541.338.7671 fusee@fusee.org

Suppression Costs

Firefighting expenditures are continually rising to well over a billion dollars being spent each year, often exhausting annual budgets, and this is causing a fiscal crisis in federal land management agencies, particularly the U.S. Forest Service. Despite huge increases in money, resources, and personnel being committed to fire suppression, the number of burned acres and destroyed homes continue to increase. This page offers some important analyses and science synthesis papers explaining some of the underlying reasons fueling this rise in suppression spending, with particular attention to the “human dimensions” of fire management.

Burn My Shorts                                                                                                                                            by Letter Burn

FUSEE Documents

Flying Blind: Federal Misuse of Airtankers Adds to Skyrocketing Fire Suppression Costs

Getting Burned: A Taxpayer’s Guide to Wildfire Suppression Costs

Other Documents

The Rising Costs of Wildfire Suppression and the Case for Ecological Fire Use” (2015)
The Ecological Importance of Mixed-Severity Fires: Nature’s Phoenix (DellaSala & Hanson eds.) Elsevier Academic Press

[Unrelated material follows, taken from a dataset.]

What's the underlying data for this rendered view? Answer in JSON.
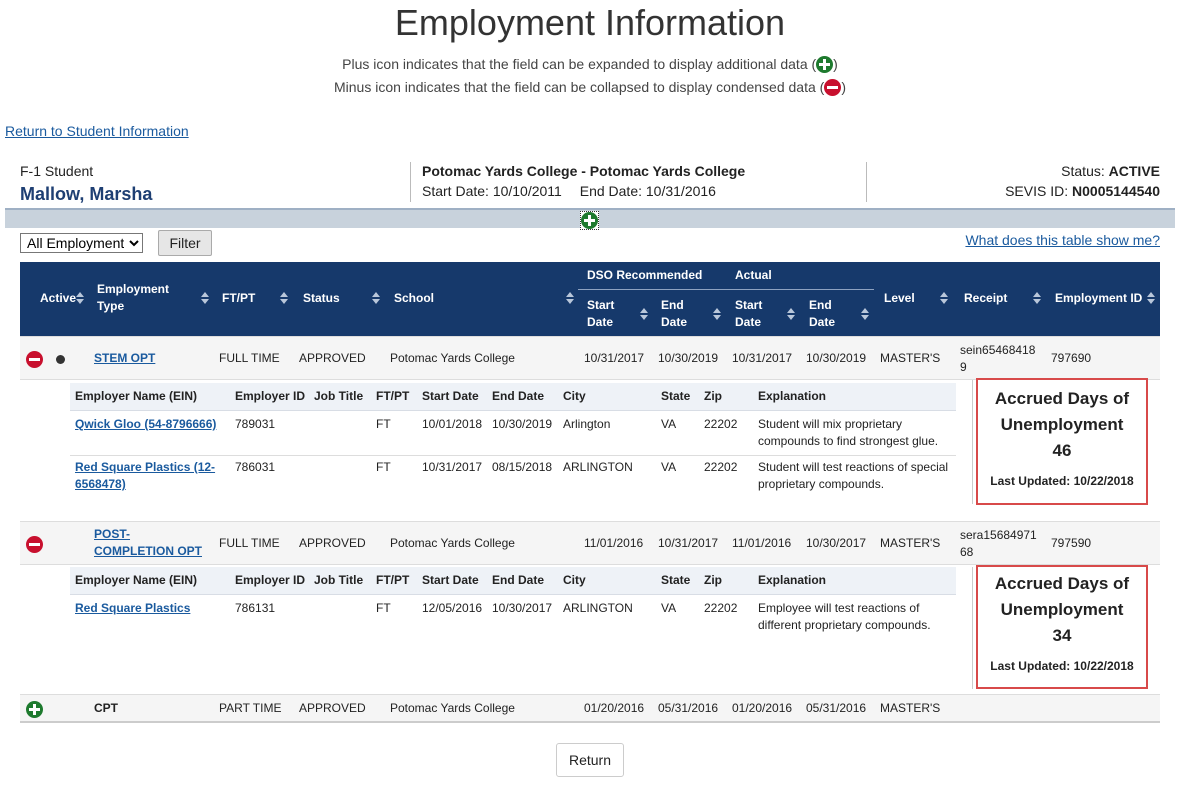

Drivers of Suppression Costs: A Literature Review and Annotated Bibliography (2015)

From the Ashes: Reducing the Harmful Effects and Rising Costs of Western Wildfires (2000)

Money to Burn: The Economics of Fire and Fuels Management

Fire Suppression Costs: Federal Crews Versus Contract Crews

General Accounting Office (GAO) Reports

Wildland Fire Management: Lack of Clear Goals or a Strategy Hinders Federal Agencies’ Efforts to Contain the Costs of Fighting Fires (June 2007)

Wildfire Suppression Funding Transfers Cause Project Cancellations and Delays, Strained Relationships, and Management Disruptions (GAO Report, 2004)

National Academy of Public Adminstration Reports

Wildfire Suppression: Strategies for Containing Costs (Sept. 2002)

Containing Wildland Fire Costs: Improving Equipment And Services Acquisition (Sept. 2003)

Containing Wildland Fire Costs: Utilizing Local Firefighting Forces (Dec. 2003)

Containing Wildland Fire Costs: Enhancing Hazard Mitigation Capacity (Jan. 2004)

U.S. Forest Service (USFS) Policy Documents

Large Fires Suppression Costs: Strategies for Cost Management (Aug. 2004)

Policy Implications of Large Fire Management: A Strategic Assessment of Factors Influencing Costs (2000)USFS Chief Bosworth: Wildland Fire Suppression Costs in Fiscal Year 2001